*Raw data*.
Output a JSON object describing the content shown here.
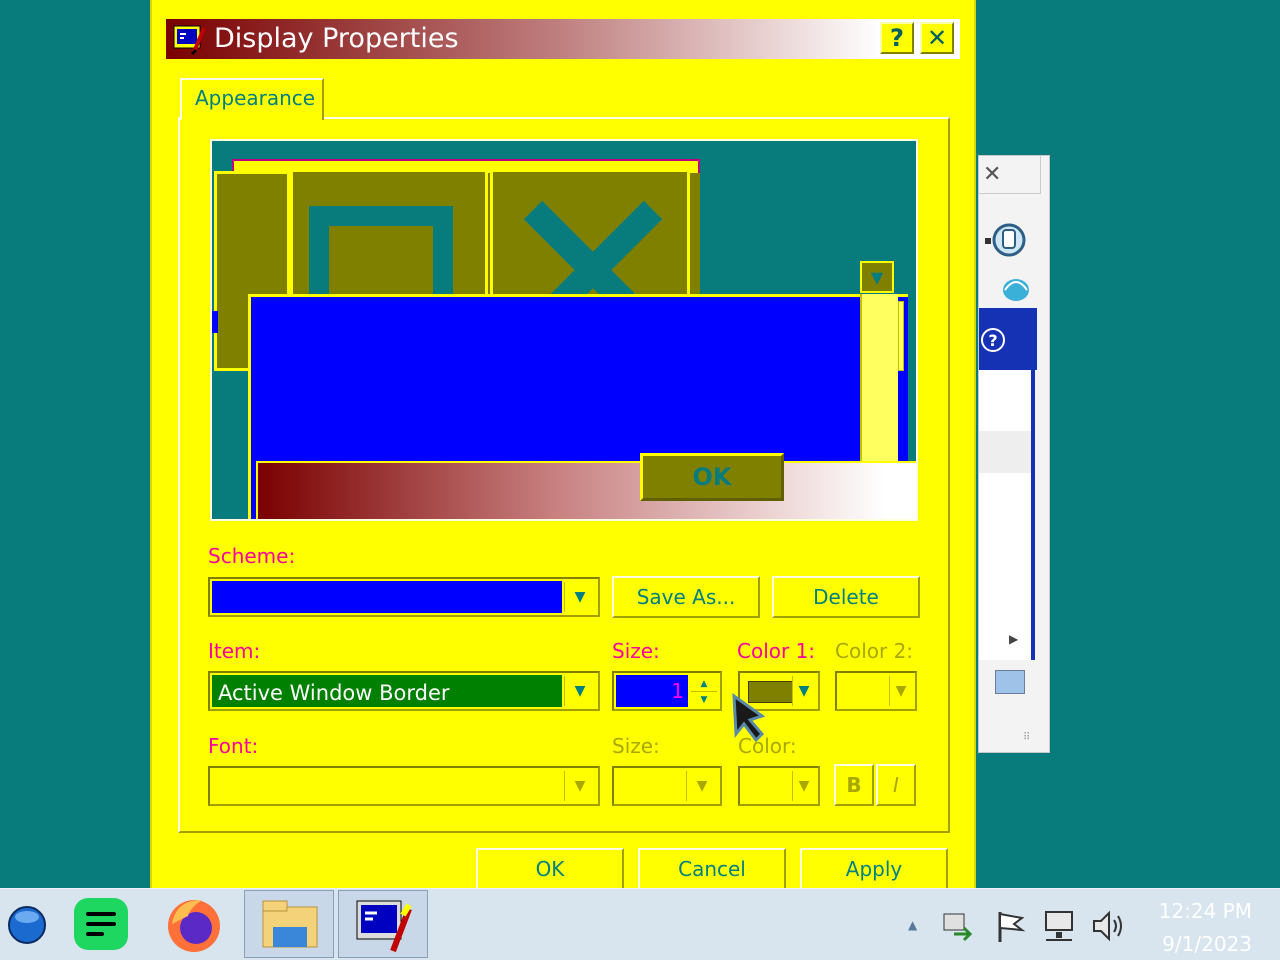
{
  "dialog": {
    "title": "Display Properties",
    "help_glyph": "?",
    "close_glyph": "✕",
    "tab_label": "Appearance"
  },
  "preview": {
    "ok_label": "OK"
  },
  "scheme": {
    "label": "Scheme:",
    "value": "",
    "save_as_label": "Save As...",
    "delete_label": "Delete"
  },
  "item": {
    "label": "Item:",
    "value": "Active Window Border",
    "size_label": "Size:",
    "size_value": "1",
    "color1_label": "Color 1:",
    "color2_label": "Color 2:",
    "color1_swatch": "#808000"
  },
  "font": {
    "label": "Font:",
    "size_label": "Size:",
    "color_label": "Color:",
    "bold_label": "B",
    "italic_label": "I"
  },
  "footer": {
    "ok_label": "OK",
    "cancel_label": "Cancel",
    "apply_label": "Apply"
  },
  "taskbar": {
    "time": "12:24 PM",
    "date": "9/1/2023",
    "apps": [
      "start-orb-icon",
      "notes-app-icon",
      "firefox-icon",
      "file-explorer-icon",
      "display-properties-icon"
    ],
    "tray": [
      "tray-overflow-icon",
      "network-transfer-icon",
      "flag-icon",
      "network-icon",
      "volume-icon"
    ]
  },
  "colors": {
    "dialog_bg": "#ffff00",
    "desktop": "#087c7c",
    "accent_text": "#008080",
    "label_pink": "#ff00a0",
    "selected_green": "#008000",
    "scheme_blue": "#0000ff"
  }
}
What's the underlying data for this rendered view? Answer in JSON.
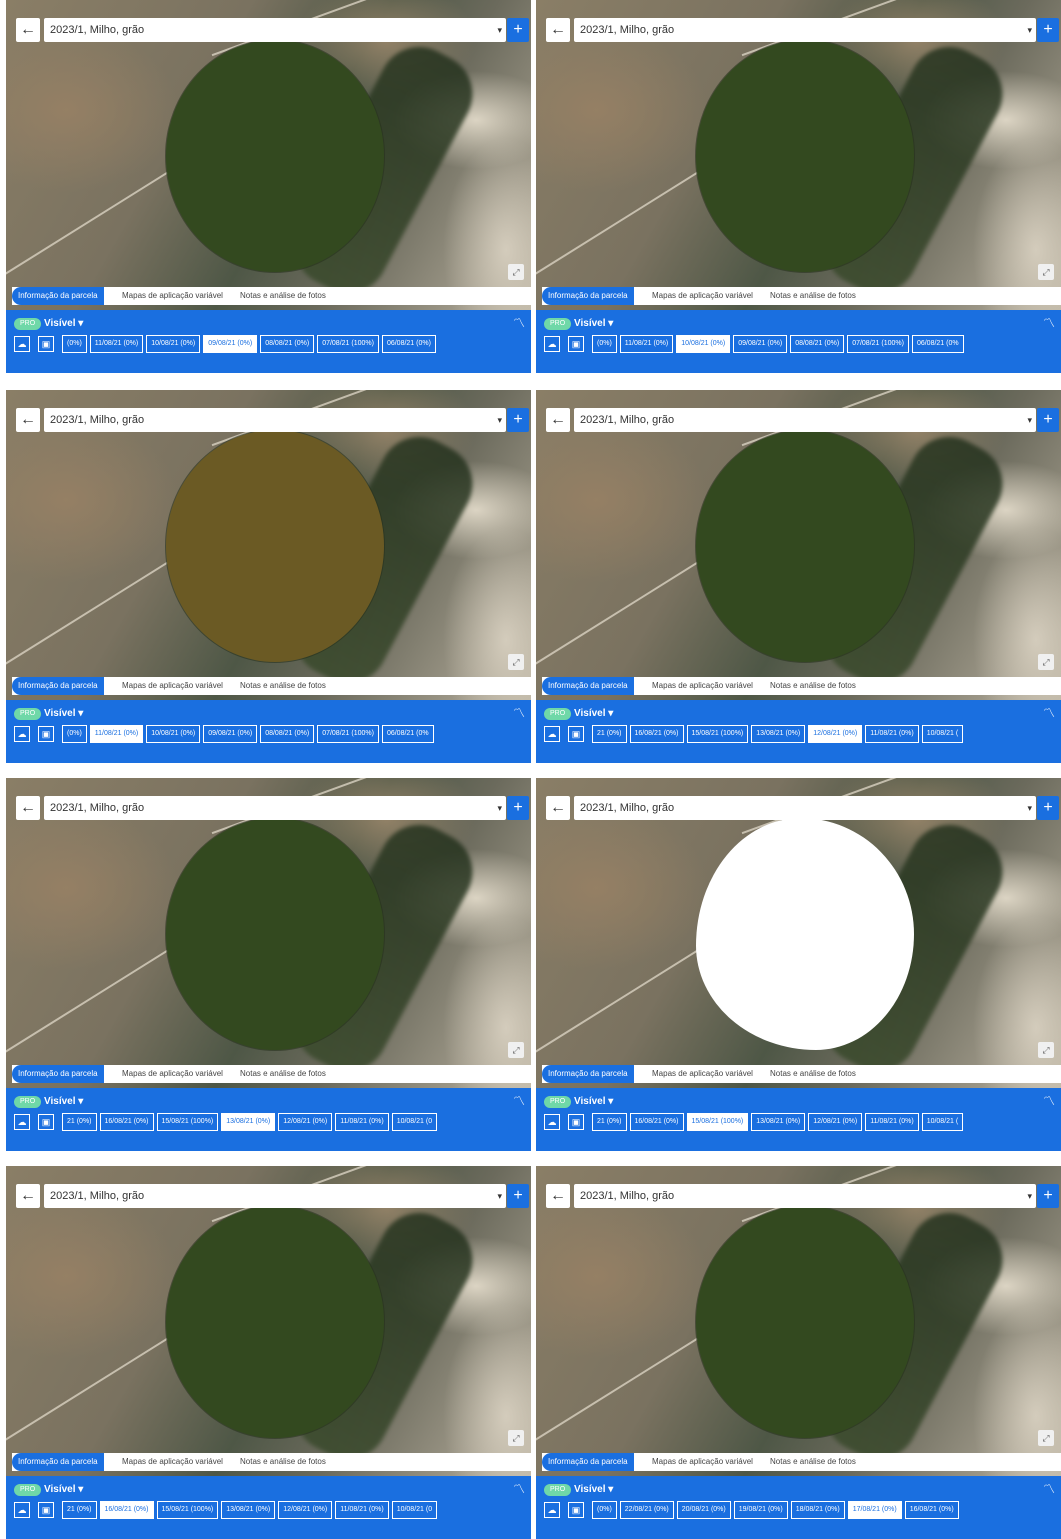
{
  "topbar": {
    "select_value": "2023/1, Milho, grão",
    "back_icon": "arrow-left-icon",
    "add_icon": "plus-icon"
  },
  "tabs": {
    "info": "Informação da parcela",
    "maps": "Mapas de aplicação variável",
    "notes": "Notas e análise de fotos"
  },
  "layer": {
    "pro": "PRO",
    "visible": "Visível"
  },
  "colors": {
    "accent": "#1a6fe0",
    "pro": "#6fd8a8"
  },
  "panels": [
    {
      "field_style": "green",
      "dates": [
        "(0%)",
        "11/08/21 (0%)",
        "10/08/21 (0%)",
        "09/08/21 (0%)",
        "08/08/21 (0%)",
        "07/08/21 (100%)",
        "06/08/21 (0%)"
      ],
      "selected": 3
    },
    {
      "field_style": "green",
      "dates": [
        "(0%)",
        "11/08/21 (0%)",
        "10/08/21 (0%)",
        "09/08/21 (0%)",
        "08/08/21 (0%)",
        "07/08/21 (100%)",
        "06/08/21 (0%"
      ],
      "selected": 2
    },
    {
      "field_style": "brown",
      "dates": [
        "(0%)",
        "11/08/21 (0%)",
        "10/08/21 (0%)",
        "09/08/21 (0%)",
        "08/08/21 (0%)",
        "07/08/21 (100%)",
        "06/08/21 (0%"
      ],
      "selected": 1
    },
    {
      "field_style": "green",
      "dates": [
        "21 (0%)",
        "16/08/21 (0%)",
        "15/08/21 (100%)",
        "13/08/21 (0%)",
        "12/08/21 (0%)",
        "11/08/21 (0%)",
        "10/08/21 ("
      ],
      "selected": 4
    },
    {
      "field_style": "green",
      "dates": [
        "21 (0%)",
        "16/08/21 (0%)",
        "15/08/21 (100%)",
        "13/08/21 (0%)",
        "12/08/21 (0%)",
        "11/08/21 (0%)",
        "10/08/21 (0"
      ],
      "selected": 3
    },
    {
      "field_style": "white",
      "dates": [
        "21 (0%)",
        "16/08/21 (0%)",
        "15/08/21 (100%)",
        "13/08/21 (0%)",
        "12/08/21 (0%)",
        "11/08/21 (0%)",
        "10/08/21 ("
      ],
      "selected": 2
    },
    {
      "field_style": "green",
      "dates": [
        "21 (0%)",
        "16/08/21 (0%)",
        "15/08/21 (100%)",
        "13/08/21 (0%)",
        "12/08/21 (0%)",
        "11/08/21 (0%)",
        "10/08/21 (0"
      ],
      "selected": 1
    },
    {
      "field_style": "green",
      "dates": [
        "(0%)",
        "22/08/21 (0%)",
        "20/08/21 (0%)",
        "19/08/21 (0%)",
        "18/08/21 (0%)",
        "17/08/21 (0%)",
        "16/08/21 (0%)"
      ],
      "selected": 5
    }
  ]
}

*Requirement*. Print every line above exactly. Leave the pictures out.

*Response area*.
Output a JSON object describing the content shown here.
{
  "dialog": {
    "title": "Display Properties",
    "help_glyph": "?",
    "close_glyph": "✕",
    "tab_label": "Appearance"
  },
  "preview": {
    "ok_label": "OK"
  },
  "scheme": {
    "label": "Scheme:",
    "value": "",
    "save_as_label": "Save As...",
    "delete_label": "Delete"
  },
  "item": {
    "label": "Item:",
    "value": "Active Window Border",
    "size_label": "Size:",
    "size_value": "1",
    "color1_label": "Color 1:",
    "color2_label": "Color 2:",
    "color1_swatch": "#808000"
  },
  "font": {
    "label": "Font:",
    "size_label": "Size:",
    "color_label": "Color:",
    "bold_label": "B",
    "italic_label": "I"
  },
  "footer": {
    "ok_label": "OK",
    "cancel_label": "Cancel",
    "apply_label": "Apply"
  },
  "taskbar": {
    "time": "12:24 PM",
    "date": "9/1/2023",
    "apps": [
      "start-orb-icon",
      "notes-app-icon",
      "firefox-icon",
      "file-explorer-icon",
      "display-properties-icon"
    ],
    "tray": [
      "tray-overflow-icon",
      "network-transfer-icon",
      "flag-icon",
      "network-icon",
      "volume-icon"
    ]
  },
  "colors": {
    "dialog_bg": "#ffff00",
    "desktop": "#087c7c",
    "accent_text": "#008080",
    "label_pink": "#ff00a0",
    "selected_green": "#008000",
    "scheme_blue": "#0000ff"
  }
}
What's the underlying data for this rendered view? Answer in JSON.
{
  "topbar": {
    "select_value": "2023/1, Milho, grão",
    "back_icon": "arrow-left-icon",
    "add_icon": "plus-icon"
  },
  "tabs": {
    "info": "Informação da parcela",
    "maps": "Mapas de aplicação variável",
    "notes": "Notas e análise de fotos"
  },
  "layer": {
    "pro": "PRO",
    "visible": "Visível"
  },
  "colors": {
    "accent": "#1a6fe0",
    "pro": "#6fd8a8"
  },
  "panels": [
    {
      "field_style": "green",
      "dates": [
        "(0%)",
        "11/08/21 (0%)",
        "10/08/21 (0%)",
        "09/08/21 (0%)",
        "08/08/21 (0%)",
        "07/08/21 (100%)",
        "06/08/21 (0%)"
      ],
      "selected": 3
    },
    {
      "field_style": "green",
      "dates": [
        "(0%)",
        "11/08/21 (0%)",
        "10/08/21 (0%)",
        "09/08/21 (0%)",
        "08/08/21 (0%)",
        "07/08/21 (100%)",
        "06/08/21 (0%"
      ],
      "selected": 2
    },
    {
      "field_style": "brown",
      "dates": [
        "(0%)",
        "11/08/21 (0%)",
        "10/08/21 (0%)",
        "09/08/21 (0%)",
        "08/08/21 (0%)",
        "07/08/21 (100%)",
        "06/08/21 (0%"
      ],
      "selected": 1
    },
    {
      "field_style": "green",
      "dates": [
        "21 (0%)",
        "16/08/21 (0%)",
        "15/08/21 (100%)",
        "13/08/21 (0%)",
        "12/08/21 (0%)",
        "11/08/21 (0%)",
        "10/08/21 ("
      ],
      "selected": 4
    },
    {
      "field_style": "green",
      "dates": [
        "21 (0%)",
        "16/08/21 (0%)",
        "15/08/21 (100%)",
        "13/08/21 (0%)",
        "12/08/21 (0%)",
        "11/08/21 (0%)",
        "10/08/21 (0"
      ],
      "selected": 3
    },
    {
      "field_style": "white",
      "dates": [
        "21 (0%)",
        "16/08/21 (0%)",
        "15/08/21 (100%)",
        "13/08/21 (0%)",
        "12/08/21 (0%)",
        "11/08/21 (0%)",
        "10/08/21 ("
      ],
      "selected": 2
    },
    {
      "field_style": "green",
      "dates": [
        "21 (0%)",
        "16/08/21 (0%)",
        "15/08/21 (100%)",
        "13/08/21 (0%)",
        "12/08/21 (0%)",
        "11/08/21 (0%)",
        "10/08/21 (0"
      ],
      "selected": 1
    },
    {
      "field_style": "green",
      "dates": [
        "(0%)",
        "22/08/21 (0%)",
        "20/08/21 (0%)",
        "19/08/21 (0%)",
        "18/08/21 (0%)",
        "17/08/21 (0%)",
        "16/08/21 (0%)"
      ],
      "selected": 5
    }
  ]
}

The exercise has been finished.